Try it: Each line of the listing that contains the word "this" is to be copied.
--*--
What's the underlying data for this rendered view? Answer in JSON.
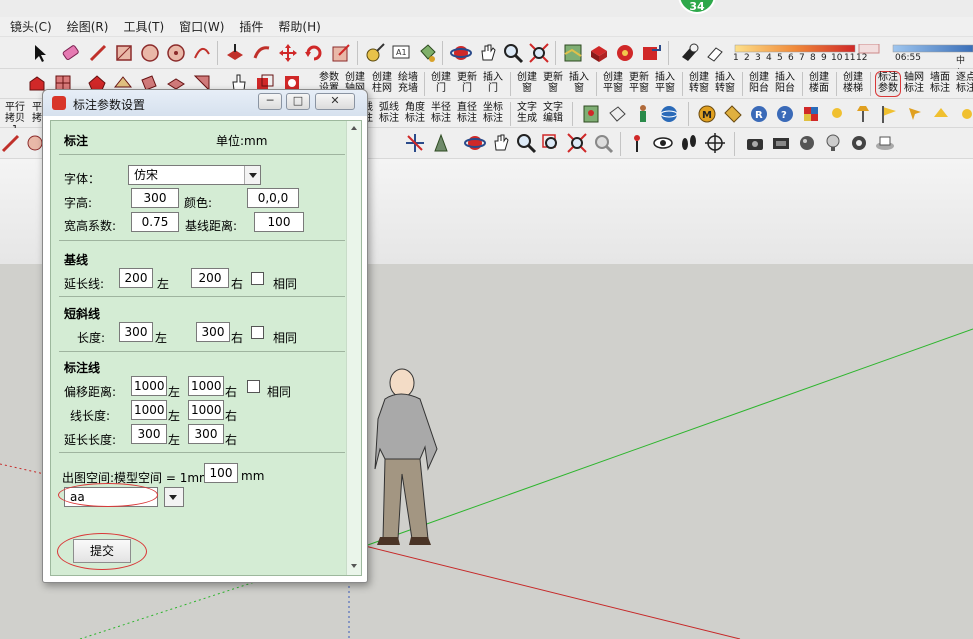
{
  "menu": [
    "镜头(C)",
    "绘图(R)",
    "工具(T)",
    "窗口(W)",
    "插件",
    "帮助(H)"
  ],
  "badge": "34",
  "ruler": {
    "months": [
      "1",
      "2",
      "3",
      "4",
      "5",
      "6",
      "7",
      "8",
      "9",
      "10",
      "11",
      "12"
    ],
    "time": "06:55",
    "time_right": "中午"
  },
  "toolbar2": {
    "labels": [
      [
        "参数",
        "设置"
      ],
      [
        "创建",
        "轴网"
      ],
      [
        "创建",
        "柱网"
      ],
      [
        "绘墙",
        "充墙"
      ],
      [
        "创建",
        "门"
      ],
      [
        "更新",
        "门"
      ],
      [
        "插入",
        "门"
      ],
      [
        "创建",
        "窗"
      ],
      [
        "更新",
        "窗"
      ],
      [
        "插入",
        "窗"
      ],
      [
        "创建",
        "平窗"
      ],
      [
        "更新",
        "平窗"
      ],
      [
        "插入",
        "平窗"
      ],
      [
        "创建",
        "转窗"
      ],
      [
        "插入",
        "转窗"
      ],
      [
        "创建",
        "阳台"
      ],
      [
        "插入",
        "阳台"
      ],
      [
        "创建",
        "楼面"
      ],
      [
        "创建",
        "楼梯"
      ],
      [
        "标注",
        "参数"
      ],
      [
        "轴网",
        "标注"
      ],
      [
        "墙面",
        "标注"
      ],
      [
        "逐点",
        "标注"
      ]
    ]
  },
  "toolbar3": {
    "left_labels": [
      [
        "平行",
        "拷贝1"
      ],
      [
        "平",
        "拷"
      ]
    ],
    "labels": [
      [
        "线",
        "注"
      ],
      [
        "弧线",
        "标注"
      ],
      [
        "角度",
        "标注"
      ],
      [
        "半径",
        "标注"
      ],
      [
        "直径",
        "标注"
      ],
      [
        "坐标",
        "标注"
      ],
      [
        "文字",
        "生成"
      ],
      [
        "文字",
        "编辑"
      ]
    ]
  },
  "dialog": {
    "title": "标注参数设置",
    "win_buttons": [
      "─",
      "□",
      "✕"
    ],
    "header": "标注",
    "unit": "单位:mm",
    "font_label": "字体：",
    "font_value": "仿宋",
    "height_label": "字高:",
    "height_value": "300",
    "color_label": "颜色:",
    "color_value": "0,0,0",
    "ratio_label": "宽高系数:",
    "ratio_value": "0.75",
    "baseline_dist_label": "基线距离:",
    "baseline_dist_value": "100",
    "baseline": {
      "title": "基线",
      "ext_label": "延长线:",
      "left_value": "200",
      "left_unit": "左",
      "right_value": "200",
      "right_unit": "右",
      "same_label": "相同"
    },
    "tick": {
      "title": "短斜线",
      "len_label": "长度:",
      "left_value": "300",
      "left_unit": "左",
      "right_value": "300",
      "right_unit": "右",
      "same_label": "相同"
    },
    "dimline": {
      "title": "标注线",
      "offset_label": "偏移距离:",
      "offset_left": "1000",
      "offset_right": "1000",
      "line_label": "线长度:",
      "line_left": "1000",
      "line_right": "1000",
      "ext_label": "延长长度:",
      "ext_left": "300",
      "ext_right": "300",
      "left_unit": "左",
      "right_unit": "右",
      "same_label": "相同"
    },
    "scale_label": "出图空间:模型空间 = 1mm:",
    "scale_value": "100",
    "scale_unit": "mm",
    "combo_value": "aa",
    "submit_label": "提交"
  },
  "colors": {
    "dialog_body": "#d4ecd4",
    "axis_green": "#2db52d",
    "axis_red": "#c62828",
    "highlight_oval": "#d93838"
  }
}
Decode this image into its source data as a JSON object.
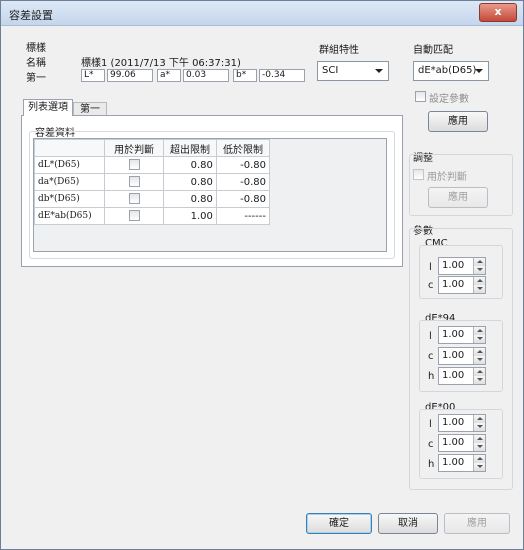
{
  "window": {
    "title": "容差設置",
    "close_glyph": "x"
  },
  "standard": {
    "group_label": "標樣",
    "name_label": "名稱",
    "name_value": "標樣1 (2011/7/13 下午 06:37:31)",
    "first_label": "第一",
    "l_prefix": "L*",
    "l_value": "99.06",
    "a_prefix": "a*",
    "a_value": "0.03",
    "b_prefix": "b*",
    "b_value": "-0.34"
  },
  "group_characteristic": {
    "label": "群組特性",
    "selected": "SCI"
  },
  "auto_match": {
    "label": "自動匹配",
    "selected": "dE*ab(D65)",
    "set_params_label": "設定參數",
    "apply_label": "應用"
  },
  "adjust": {
    "label": "調整",
    "use_for_judge_label": "用於判斷",
    "apply_label": "應用"
  },
  "tabs": [
    {
      "label": "列表選項"
    },
    {
      "label": "第一"
    }
  ],
  "tolerance": {
    "group_label": "容差資料",
    "columns": [
      "",
      "用於判斷",
      "超出限制",
      "低於限制"
    ],
    "rows": [
      {
        "name": "dL*(D65)",
        "upper": "0.80",
        "lower": "-0.80"
      },
      {
        "name": "da*(D65)",
        "upper": "0.80",
        "lower": "-0.80"
      },
      {
        "name": "db*(D65)",
        "upper": "0.80",
        "lower": "-0.80"
      },
      {
        "name": "dE*ab(D65)",
        "upper": "1.00",
        "lower": "------"
      }
    ]
  },
  "params": {
    "label": "參數",
    "cmc": {
      "label": "CMC",
      "l_label": "l",
      "l_value": "1.00",
      "c_label": "c",
      "c_value": "1.00"
    },
    "de94": {
      "label": "dE*94",
      "l_label": "l",
      "l_value": "1.00",
      "c_label": "c",
      "c_value": "1.00",
      "h_label": "h",
      "h_value": "1.00"
    },
    "de00": {
      "label": "dE*00",
      "l_label": "l",
      "l_value": "1.00",
      "c_label": "c",
      "c_value": "1.00",
      "h_label": "h",
      "h_value": "1.00"
    }
  },
  "footer": {
    "ok_label": "確定",
    "cancel_label": "取消",
    "apply_label": "應用"
  }
}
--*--
Written solution:
What's the underlying data for this rendered view? Answer in JSON.
Decode this image into its source data as a JSON object.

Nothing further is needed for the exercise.